Work required
Find each line below that includes "display", then copy it.

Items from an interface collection
= Beginning of Section =

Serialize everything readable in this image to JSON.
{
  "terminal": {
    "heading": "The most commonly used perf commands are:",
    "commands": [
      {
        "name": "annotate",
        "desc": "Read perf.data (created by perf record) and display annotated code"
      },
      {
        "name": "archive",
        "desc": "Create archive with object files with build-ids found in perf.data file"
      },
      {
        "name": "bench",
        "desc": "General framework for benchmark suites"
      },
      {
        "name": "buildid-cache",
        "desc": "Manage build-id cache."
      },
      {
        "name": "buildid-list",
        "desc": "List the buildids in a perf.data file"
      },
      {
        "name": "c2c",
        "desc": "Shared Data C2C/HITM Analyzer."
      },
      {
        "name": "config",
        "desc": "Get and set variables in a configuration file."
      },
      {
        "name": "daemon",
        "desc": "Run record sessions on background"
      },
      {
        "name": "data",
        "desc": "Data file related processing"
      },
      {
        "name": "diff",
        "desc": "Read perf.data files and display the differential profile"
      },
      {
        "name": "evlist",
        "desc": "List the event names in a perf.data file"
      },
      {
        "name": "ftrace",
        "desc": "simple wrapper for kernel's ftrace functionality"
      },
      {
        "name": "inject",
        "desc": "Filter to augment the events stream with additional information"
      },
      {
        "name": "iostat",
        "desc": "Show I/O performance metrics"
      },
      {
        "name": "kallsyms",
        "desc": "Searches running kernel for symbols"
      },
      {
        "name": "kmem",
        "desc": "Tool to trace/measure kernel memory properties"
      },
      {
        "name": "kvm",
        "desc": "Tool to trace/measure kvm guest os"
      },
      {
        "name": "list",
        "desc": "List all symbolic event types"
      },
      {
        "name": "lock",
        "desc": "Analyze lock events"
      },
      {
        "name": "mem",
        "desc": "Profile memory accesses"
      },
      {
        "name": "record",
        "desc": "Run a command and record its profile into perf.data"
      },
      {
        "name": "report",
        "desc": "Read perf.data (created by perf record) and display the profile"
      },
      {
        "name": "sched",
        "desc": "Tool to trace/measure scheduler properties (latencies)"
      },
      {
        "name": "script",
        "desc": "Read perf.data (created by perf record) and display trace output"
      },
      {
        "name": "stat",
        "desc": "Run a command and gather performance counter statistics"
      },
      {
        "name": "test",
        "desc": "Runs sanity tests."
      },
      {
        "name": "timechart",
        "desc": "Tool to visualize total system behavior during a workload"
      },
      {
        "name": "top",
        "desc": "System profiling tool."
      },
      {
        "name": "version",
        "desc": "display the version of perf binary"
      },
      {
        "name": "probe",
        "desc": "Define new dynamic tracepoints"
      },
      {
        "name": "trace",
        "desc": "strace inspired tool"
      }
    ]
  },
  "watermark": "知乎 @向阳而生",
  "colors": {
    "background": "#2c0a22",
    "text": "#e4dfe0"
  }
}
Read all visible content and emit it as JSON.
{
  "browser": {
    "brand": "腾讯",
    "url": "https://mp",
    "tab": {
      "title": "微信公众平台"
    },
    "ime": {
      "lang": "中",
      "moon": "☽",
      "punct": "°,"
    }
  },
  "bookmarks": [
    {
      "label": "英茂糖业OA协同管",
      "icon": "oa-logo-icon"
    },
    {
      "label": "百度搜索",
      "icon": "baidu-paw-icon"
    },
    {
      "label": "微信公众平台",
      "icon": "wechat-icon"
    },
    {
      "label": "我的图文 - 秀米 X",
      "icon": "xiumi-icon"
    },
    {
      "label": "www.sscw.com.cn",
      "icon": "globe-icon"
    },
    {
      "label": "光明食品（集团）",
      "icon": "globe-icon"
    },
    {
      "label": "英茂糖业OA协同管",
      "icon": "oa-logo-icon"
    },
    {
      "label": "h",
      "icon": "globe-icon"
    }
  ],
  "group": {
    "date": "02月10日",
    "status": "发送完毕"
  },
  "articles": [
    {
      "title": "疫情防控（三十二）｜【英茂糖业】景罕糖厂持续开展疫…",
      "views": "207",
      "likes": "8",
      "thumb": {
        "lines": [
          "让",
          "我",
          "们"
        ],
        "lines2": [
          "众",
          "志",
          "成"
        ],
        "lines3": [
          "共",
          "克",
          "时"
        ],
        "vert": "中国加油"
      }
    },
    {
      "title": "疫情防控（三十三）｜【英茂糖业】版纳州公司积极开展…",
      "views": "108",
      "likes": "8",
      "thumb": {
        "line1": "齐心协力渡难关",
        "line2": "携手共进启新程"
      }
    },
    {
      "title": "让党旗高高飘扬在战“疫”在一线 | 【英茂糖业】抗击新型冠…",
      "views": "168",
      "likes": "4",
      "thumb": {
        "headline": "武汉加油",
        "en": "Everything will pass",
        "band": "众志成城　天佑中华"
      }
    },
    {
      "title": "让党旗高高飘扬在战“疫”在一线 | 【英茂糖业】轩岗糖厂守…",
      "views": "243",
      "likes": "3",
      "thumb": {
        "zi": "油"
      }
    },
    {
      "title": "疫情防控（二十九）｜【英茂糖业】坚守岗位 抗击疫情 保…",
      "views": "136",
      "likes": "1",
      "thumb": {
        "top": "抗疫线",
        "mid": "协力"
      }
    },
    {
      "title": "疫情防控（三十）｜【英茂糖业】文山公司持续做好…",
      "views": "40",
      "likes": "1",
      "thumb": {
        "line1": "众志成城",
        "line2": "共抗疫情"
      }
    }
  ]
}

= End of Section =

Output of the task
        "desc": "Read perf.data (created by perf record) and display annotated code"
        "desc": "Read perf.data files and display the differential profile"
        "desc": "Read perf.data (created by perf record) and display the profile"
        "desc": "Read perf.data (created by perf record) and display trace output"
        "desc": "display the version of perf binary"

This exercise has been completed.